THE PROBLEM
A word-for-word repetition of the records beneath this task is the expected answer.

AVAILABLE DATA
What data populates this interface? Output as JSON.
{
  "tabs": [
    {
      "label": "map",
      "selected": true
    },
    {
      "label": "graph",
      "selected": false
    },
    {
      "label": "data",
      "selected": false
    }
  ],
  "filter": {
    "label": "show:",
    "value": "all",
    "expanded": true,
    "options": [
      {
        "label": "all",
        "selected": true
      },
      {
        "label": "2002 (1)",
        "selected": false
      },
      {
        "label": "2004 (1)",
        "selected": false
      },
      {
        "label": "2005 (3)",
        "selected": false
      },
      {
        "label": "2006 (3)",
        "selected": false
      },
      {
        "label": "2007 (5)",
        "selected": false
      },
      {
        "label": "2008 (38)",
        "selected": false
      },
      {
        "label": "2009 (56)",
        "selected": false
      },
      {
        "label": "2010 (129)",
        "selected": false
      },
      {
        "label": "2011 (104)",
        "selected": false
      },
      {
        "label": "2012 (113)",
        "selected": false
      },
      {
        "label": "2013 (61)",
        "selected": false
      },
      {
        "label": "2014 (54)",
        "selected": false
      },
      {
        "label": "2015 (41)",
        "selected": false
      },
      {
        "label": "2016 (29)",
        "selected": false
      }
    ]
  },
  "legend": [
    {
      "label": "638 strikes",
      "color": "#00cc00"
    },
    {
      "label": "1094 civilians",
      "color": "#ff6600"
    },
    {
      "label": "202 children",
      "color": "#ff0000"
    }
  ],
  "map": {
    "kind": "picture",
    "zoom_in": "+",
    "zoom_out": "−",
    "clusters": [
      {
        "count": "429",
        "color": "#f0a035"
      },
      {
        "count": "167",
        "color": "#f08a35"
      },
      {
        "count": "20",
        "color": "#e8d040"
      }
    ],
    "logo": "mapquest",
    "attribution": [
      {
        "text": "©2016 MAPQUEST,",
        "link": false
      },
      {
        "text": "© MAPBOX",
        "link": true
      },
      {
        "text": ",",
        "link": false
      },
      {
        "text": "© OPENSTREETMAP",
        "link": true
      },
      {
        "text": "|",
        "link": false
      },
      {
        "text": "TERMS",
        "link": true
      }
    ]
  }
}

EXERCISE ANSWER
What data populates this interface? Output as JSON.
{
  "tabs": [
    {
      "label": "map",
      "selected": true
    },
    {
      "label": "graph",
      "selected": false
    },
    {
      "label": "data",
      "selected": false
    }
  ],
  "filter": {
    "label": "show:",
    "value": "all",
    "expanded": true,
    "options": [
      {
        "label": "all",
        "selected": true
      },
      {
        "label": "2002 (1)",
        "selected": false
      },
      {
        "label": "2004 (1)",
        "selected": false
      },
      {
        "label": "2005 (3)",
        "selected": false
      },
      {
        "label": "2006 (3)",
        "selected": false
      },
      {
        "label": "2007 (5)",
        "selected": false
      },
      {
        "label": "2008 (38)",
        "selected": false
      },
      {
        "label": "2009 (56)",
        "selected": false
      },
      {
        "label": "2010 (129)",
        "selected": false
      },
      {
        "label": "2011 (104)",
        "selected": false
      },
      {
        "label": "2012 (113)",
        "selected": false
      },
      {
        "label": "2013 (61)",
        "selected": false
      },
      {
        "label": "2014 (54)",
        "selected": false
      },
      {
        "label": "2015 (41)",
        "selected": false
      },
      {
        "label": "2016 (29)",
        "selected": false
      }
    ]
  },
  "legend": [
    {
      "label": "638 strikes",
      "color": "#00cc00"
    },
    {
      "label": "1094 civilians",
      "color": "#ff6600"
    },
    {
      "label": "202 children",
      "color": "#ff0000"
    }
  ],
  "map": {
    "kind": "picture",
    "zoom_in": "+",
    "zoom_out": "−",
    "clusters": [
      {
        "count": "429",
        "color": "#f0a035"
      },
      {
        "count": "167",
        "color": "#f08a35"
      },
      {
        "count": "20",
        "color": "#e8d040"
      }
    ],
    "logo": "mapquest",
    "attribution": [
      {
        "text": "©2016 MAPQUEST,",
        "link": false
      },
      {
        "text": "© MAPBOX",
        "link": true
      },
      {
        "text": ",",
        "link": false
      },
      {
        "text": "© OPENSTREETMAP",
        "link": true
      },
      {
        "text": "|",
        "link": false
      },
      {
        "text": "TERMS",
        "link": true
      }
    ]
  }
}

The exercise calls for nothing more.